## [Assigned task]
On how many lines of the records below does the string "icon" appear? Reply with only the number.

-----

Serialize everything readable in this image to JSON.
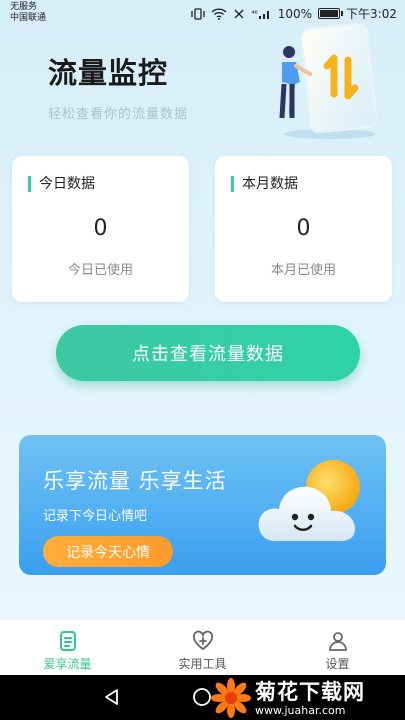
{
  "status_bar": {
    "carrier_line1": "无服务",
    "carrier_line2": "中国联通",
    "signal_text": "⁴⁶",
    "battery_percent": "100%",
    "time": "下午3:02",
    "battery_level": 1.0
  },
  "header": {
    "title": "流量监控",
    "subtitle": "轻松查看你的流量数据"
  },
  "cards": {
    "today": {
      "label": "今日数据",
      "value": "0",
      "caption": "今日已使用"
    },
    "month": {
      "label": "本月数据",
      "value": "0",
      "caption": "本月已使用"
    }
  },
  "main_button": {
    "label": "点击查看流量数据"
  },
  "banner": {
    "title": "乐享流量 乐享生活",
    "subtitle": "记录下今日心情吧",
    "button_label": "记录今天心情"
  },
  "bottom_nav": {
    "items": [
      {
        "label": "爱享流量",
        "icon": "document-icon",
        "active": true
      },
      {
        "label": "实用工具",
        "icon": "heart-plus-icon",
        "active": false
      },
      {
        "label": "设置",
        "icon": "user-icon",
        "active": false
      }
    ]
  },
  "watermark": {
    "title": "菊花下载网",
    "url": "www.juahar.com"
  },
  "colors": {
    "accent_green": "#2ed3a0",
    "banner_blue": "#3a9ff0",
    "orange": "#ff9a2a"
  }
}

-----

## [Solution for this problem]
3